Smithsonian Magazine: Researchers Develop a ‘Bear-Dar’ That Warns Humans of Approaching Polar Bears

Smithsonian Magazine: Researchers Develop a ‘Bear-Dar’ That Warns Humans of Approaching Polar Bears. “Whenever Alyssa Bohart heard a voice from her computer repeatedly chiming—status alert, status alert—the search was on. The warnings came from a radar device installed in Churchill, Manitoba—a modified military system programed with artificial intelligence (A.I.) and trained to detect polar bears. Bohart’s job was to remotely operate a camera and visually confirm that the AI was making the right call.”

WIRED: Google’s New Tech Can Read Your Body Language—Without Cameras

WIRED: Google’s New Tech Can Read Your Body Language—Without Cameras . “It sounds futuristic and perhaps more than a little invasive—a computer watching your every move? But it feels less creepy once you learn that these technologies don’t have to rely on a camera to see where you are and what you’re doing. Instead, they use radar.

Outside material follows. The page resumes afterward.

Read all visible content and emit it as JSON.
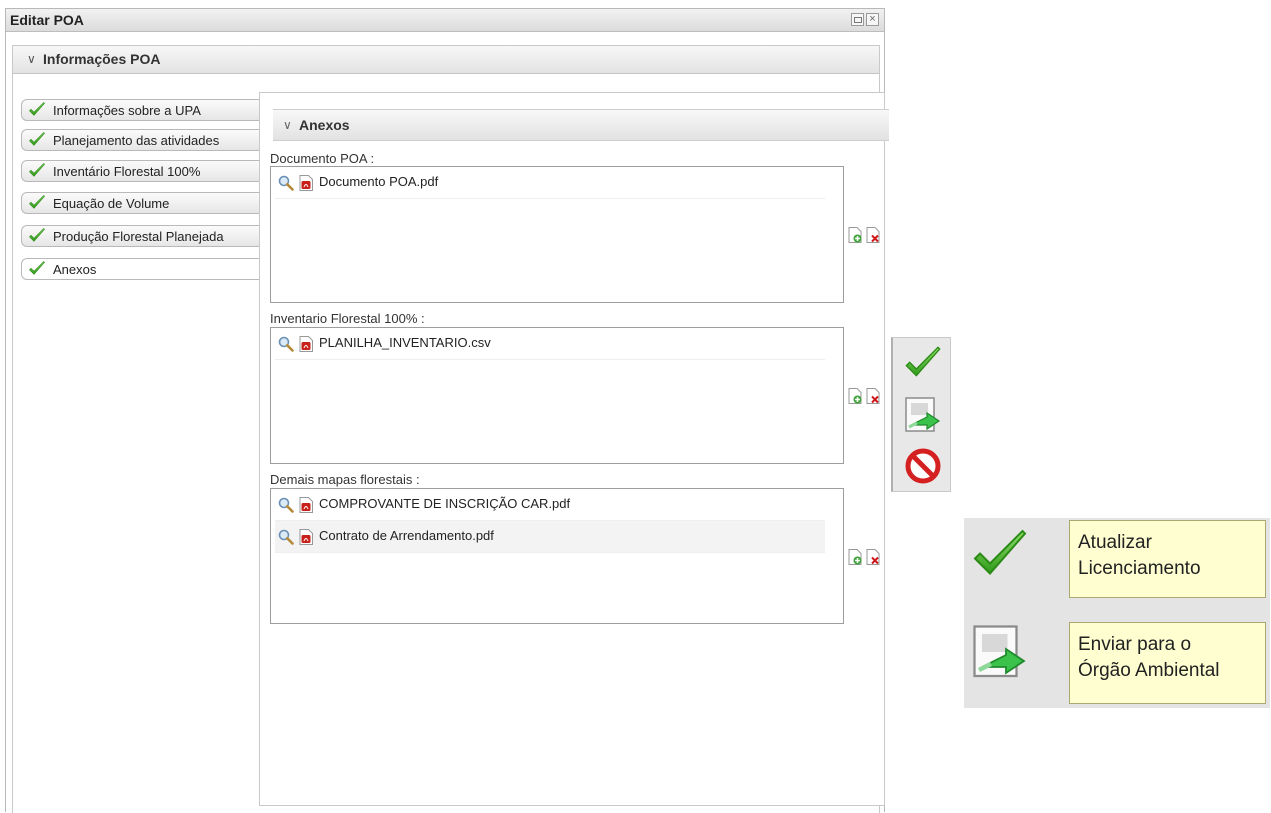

Google’s Advanced Technology and Products division—better known as ATAP, the department behind oddball projects such as a touch-sensitive denim jacket—has spent the past year exploring how computers can use radar to understand our needs or intentions and then react to us appropriately.”

Radar Interference Tracker: A New Open Source Tool to Locate Active Military Radar Systems (Bellingcat)

Bellingcat: Radar Interference Tracker: A New Open Source Tool to Locate Active Military Radar Systems. “The Radar Interference Tracker (RIT) is a new tool created by Ollie Ballinger that allows anyone to search for and potentially locate active military radar systems anywhere on earth. Click here to access the tool and read on for a full description of how to use it (as well as learning about the fascinating research it builds upon).”

The Verge: Google launches Ripple, an open standard that could bring tiny radars to Ford cars and more

The Verge: Google launches Ripple, an open standard that could bring tiny radars to Ford cars and more. “Google has been publicly building tiny radar chips since 2015. They can tell you how well you sleep, control a smartwatch, count sheets of paper, and let you play the world’s tiniest violin. But the company’s Soli radar hasn’t necessarily had commercial success, most prominently featuring in an ill-fated Pixel phone. Now, Google has launched an open-source API standard called Ripple that could theoretically bring the tech to additional devices outside Google — perhaps even a car, as Ford is one of the participants in the new standard.”

NoCamels: Israel Adapts Military Radar Systems For Remote COVID-19 Patient Monitoring

NoCamels: Israel Adapts Military Radar Systems For Remote COVID-19 Patient Monitoring. “The Defense Ministry’s National Emergency Team at the Directorate of Defense Research and Development (DDR&D) said this week that the two systems, developed by Israeli defense company Elbit Systems and Elta (a subsidiary of Israel Aerospace Industries), were tested successfully under the medical supervision of doctors from the Beilinson – Rabin Medical Center. The systems use an array of radar and electro-optical sensors with which vital signs were measured and displayed on monitors for doctors in a sterile environment, allowing medical staff to avoid direct contact for risk of infection.”

Phys .org: Using artificial intelligence to track birds’ dark-of-night migrations

Phys .org: Using artificial intelligence to track birds’ dark-of-night migrations. “Now, with colleagues from the Cornell Lab of Ornithology and others, senior authors Sheldon and Subhransu Maji and lead author Tsung-Yu Lin at UMass’s College of Information and Computer Sciences unveil their new tool ‘MistNet.’ In Sheldon’s words, it’s the ‘latest and greatest in machine learning’ to extract bird data from the radar record and to take advantage of the treasure trove of bird migration information in the decades-long radar data archives. The tool’s name refers to the fine, almost invisible, ‘mist nets’ that ornithologists use to capture migratory songbirds.”

Phys.org: ‘Dark ecology project’ will use past weather radar data to trace bird migrations

Phys.org: ‘Dark ecology project’ will use past weather radar data to trace bird migrations . “Every spring and fall, billions of birds migrate across the United States, largely unseen under the cover of darkness. Now a team of researchers led by computer scientist Daniel Sheldon at the University of Massachusetts Amherst plan to develop new analytic methods with data collected over the past 20 years—more than 200 million archived radar scans from the national weather radar network—to provide powerful new tools for tracking migration.”